“I think what the Iranian experience shows is a good experience that can be replicated elsewhere and executed elsewhere,” he said.
“But keep in mind please that if the United States wishes to withdraw from the JCPOA, why would the North Koreans waste their time in order to sit around the table of dialogue with the United States, because they would think perhaps after years of talks and a potential agreement the next US administration could step over or pull out of the agreement.”
Syria and Myanmar
On the war in Syria, Rouhani stopped short of declaring an outright victory for the Syrian government, which Iran has supported on the ground, but described Tehran’s intervention as a success.
“Our actions were successful and today we are witnessing the final stages of the defeat of ISIS” he said, before calling for eventual elections in Syria.
“The future of Syria will be determined by talks and ultimately the opposition must reach an agreement with the government and the will of people would be the ballot box should ultimately determine what happens,” Rouhani told CNN.
CNN also asked Rouhani about Iran’s position regarding the current crisis in Myanmar, where the government has been accused by the UN of ethnically cleansing Rohingya Muslims.

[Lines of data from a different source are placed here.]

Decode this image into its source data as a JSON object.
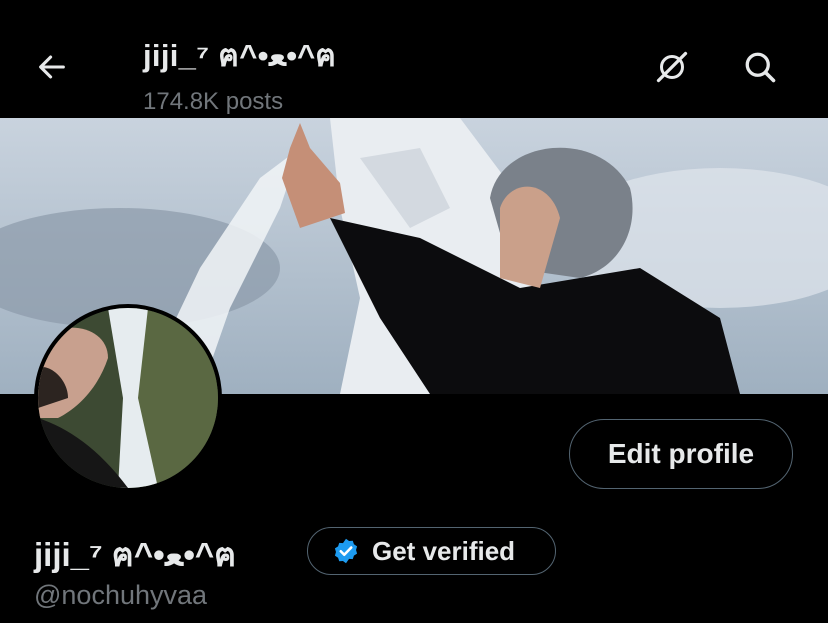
{
  "header": {
    "title": "jiji_⁷ ฅ^•ﻌ•^ฅ",
    "posts": "174.8K posts"
  },
  "profile": {
    "display_name": "jiji_⁷ ฅ^•ﻌ•^ฅ",
    "handle": "@nochuhyvaa",
    "edit_label": "Edit profile",
    "verify_label": "Get verified"
  },
  "icons": {
    "back": "arrow-left-icon",
    "orbit": "grok-orbit-icon",
    "search": "search-icon",
    "verified": "verified-badge-icon"
  },
  "colors": {
    "background": "#000000",
    "text": "#e7e9ea",
    "muted": "#71767b",
    "border": "#536471",
    "verified_blue": "#1d9bf0"
  }
}
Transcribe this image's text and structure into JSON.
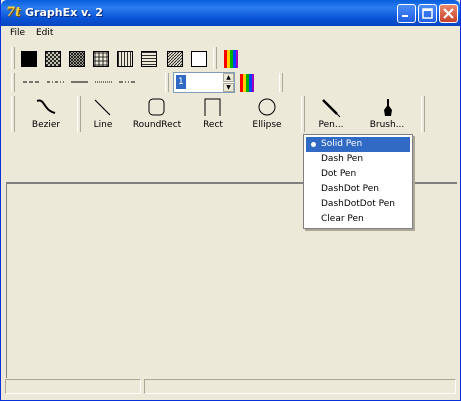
{
  "window": {
    "title": "GraphEx v. 2",
    "app_icon": "7t-app-icon"
  },
  "menu": {
    "items": [
      "File",
      "Edit"
    ]
  },
  "brushes": {
    "styles": [
      "solid",
      "diag-cross",
      "cross-hatch",
      "grid",
      "vertical",
      "horizontal",
      "diagonal",
      "clear"
    ],
    "palette_icon": "color-palette-icon"
  },
  "pen_styles": {
    "items": [
      "dash",
      "dot",
      "solid",
      "dotted",
      "dashdot"
    ]
  },
  "spin": {
    "value": "1"
  },
  "shapes": [
    {
      "label": "Bezier",
      "icon": "bezier-icon"
    },
    {
      "label": "Line",
      "icon": "line-icon"
    },
    {
      "label": "RoundRect",
      "icon": "roundrect-icon"
    },
    {
      "label": "Rect",
      "icon": "rect-icon"
    },
    {
      "label": "Ellipse",
      "icon": "ellipse-icon"
    }
  ],
  "tools": [
    {
      "label": "Pen...",
      "icon": "pen-icon"
    },
    {
      "label": "Brush...",
      "icon": "brush-icon"
    }
  ],
  "dropdown": {
    "items": [
      "Solid Pen",
      "Dash Pen",
      "Dot Pen",
      "DashDot Pen",
      "DashDotDot Pen",
      "Clear Pen"
    ],
    "selected": 0
  },
  "colors": {
    "accent": "#316ac5",
    "title_bar": "#0a5fde",
    "face": "#ece9d8"
  }
}
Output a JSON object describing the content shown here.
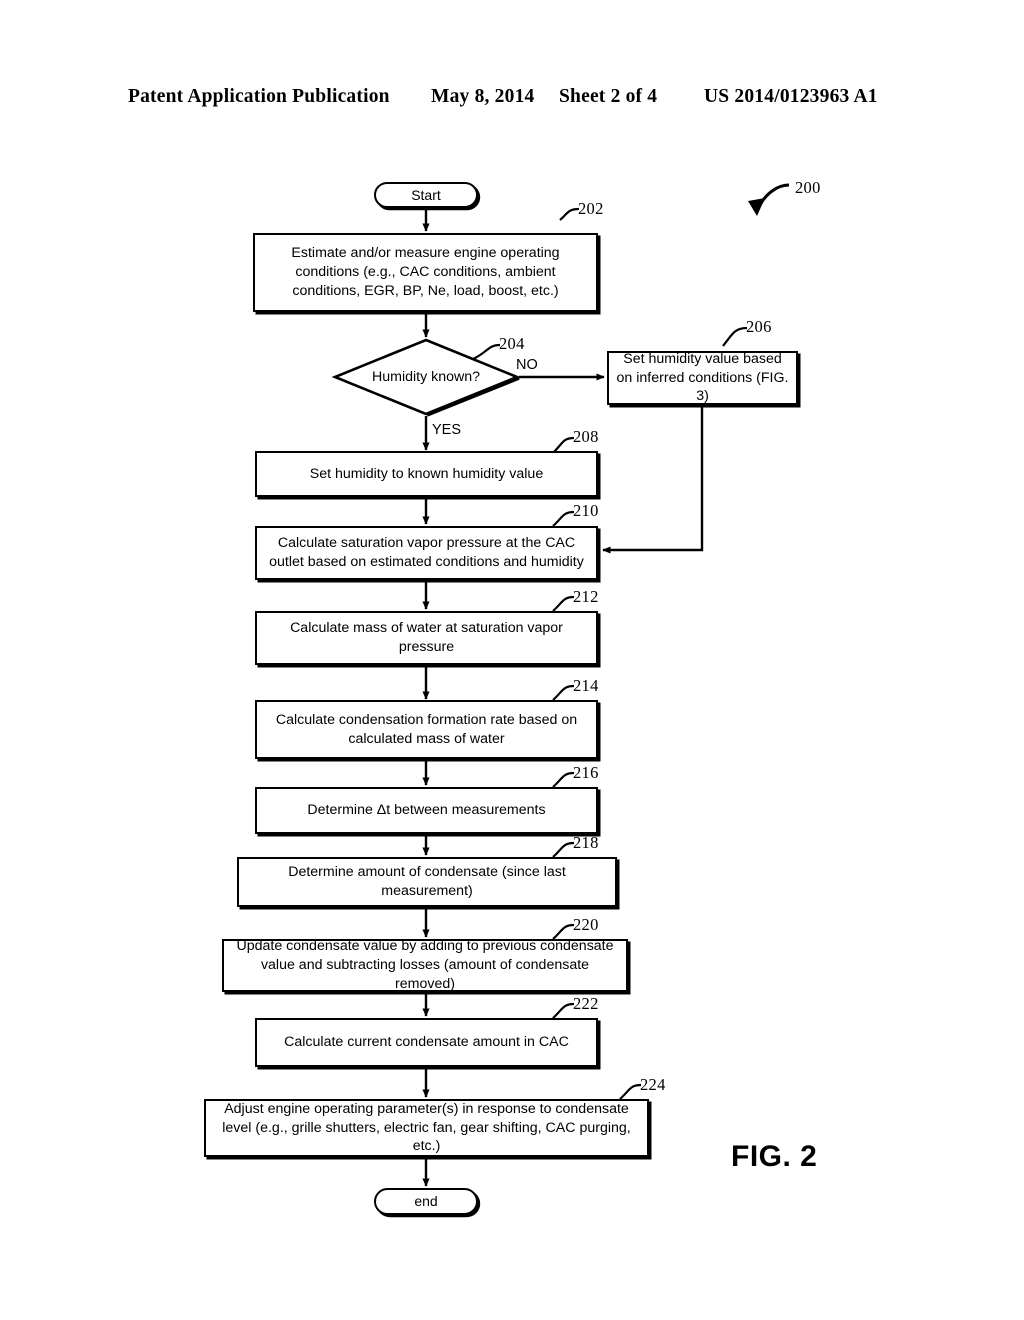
{
  "header": {
    "publication": "Patent Application Publication",
    "date": "May 8, 2014",
    "sheet": "Sheet 2 of 4",
    "patent_number": "US 2014/0123963 A1"
  },
  "figure": {
    "caption": "FIG. 2",
    "diagram_ref": "200"
  },
  "flow": {
    "start_label": "Start",
    "end_label": "end",
    "edge_yes": "YES",
    "edge_no": "NO",
    "nodes": [
      {
        "id": "202",
        "ref": "202",
        "type": "process",
        "text": "Estimate and/or measure engine operating conditions (e.g., CAC conditions, ambient conditions, EGR, BP, Ne, load, boost, etc.)"
      },
      {
        "id": "204",
        "ref": "204",
        "type": "decision",
        "text": "Humidity known?"
      },
      {
        "id": "206",
        "ref": "206",
        "type": "process",
        "text": "Set humidity value based on inferred conditions (FIG. 3)"
      },
      {
        "id": "208",
        "ref": "208",
        "type": "process",
        "text": "Set humidity to known humidity value"
      },
      {
        "id": "210",
        "ref": "210",
        "type": "process",
        "text": "Calculate saturation vapor pressure at the CAC outlet based on estimated conditions and humidity"
      },
      {
        "id": "212",
        "ref": "212",
        "type": "process",
        "text": "Calculate mass of water at saturation vapor pressure"
      },
      {
        "id": "214",
        "ref": "214",
        "type": "process",
        "text": "Calculate condensation formation rate based on calculated mass of water"
      },
      {
        "id": "216",
        "ref": "216",
        "type": "process",
        "text": "Determine Δt between measurements"
      },
      {
        "id": "218",
        "ref": "218",
        "type": "process",
        "text": "Determine amount of condensate (since last measurement)"
      },
      {
        "id": "220",
        "ref": "220",
        "type": "process",
        "text": "Update condensate value by adding to previous condensate value and subtracting losses (amount of condensate removed)"
      },
      {
        "id": "222",
        "ref": "222",
        "type": "process",
        "text": "Calculate current condensate amount in CAC"
      },
      {
        "id": "224",
        "ref": "224",
        "type": "process",
        "text": "Adjust engine operating parameter(s) in response to condensate level (e.g., grille shutters, electric fan, gear shifting, CAC purging, etc.)"
      }
    ]
  }
}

The Myanmar government has denied this, claiming security forces are carrying out counter attacks against “brutal acts of terrorism.”
Rouhani said that Myanmar should be condemned and that aid should be forwarded to Bangladesh, where hundreds of thousands of Rohingya refugees have fled in recent weeks.
He also said he shared concerns that ISIS and al Qaeda fighters in Syria and Iraq could move across to Bangladesh and Myanmar to exploit the Rohingya crisis.
CNN also asked about foreign nationals and dual citizens detained in Iranian jails, including Nazanin Zaghari-Ratcliffe, a British-Iranian dual citizen who was arrested in 2016 and sentenced to five years’ imprisonment, and the Iranian-American dual citizens Siamak Namazi and his father Baquer Namazi, who have been imprisoned since 2015 and 2016, respectively, and were each sentenced to 10 years.
A UN human rights panel has ruled that the Namazis are being held illegally and should be released, according to the American lawyer for the Namazis. The opinion of the United Nations Working Group on Arbitrary Detention has not been publicly released yet.
Rouhani said in an aside that he had his own views on the subject of detained foreigners and dual citizens, but that he was obliged to follow the Iranian constitution which had enshrined the separation of powers between the executive and the judiciary.
This story and its headline have been updated to reflect the accurate translation of Rouhani’s remarks.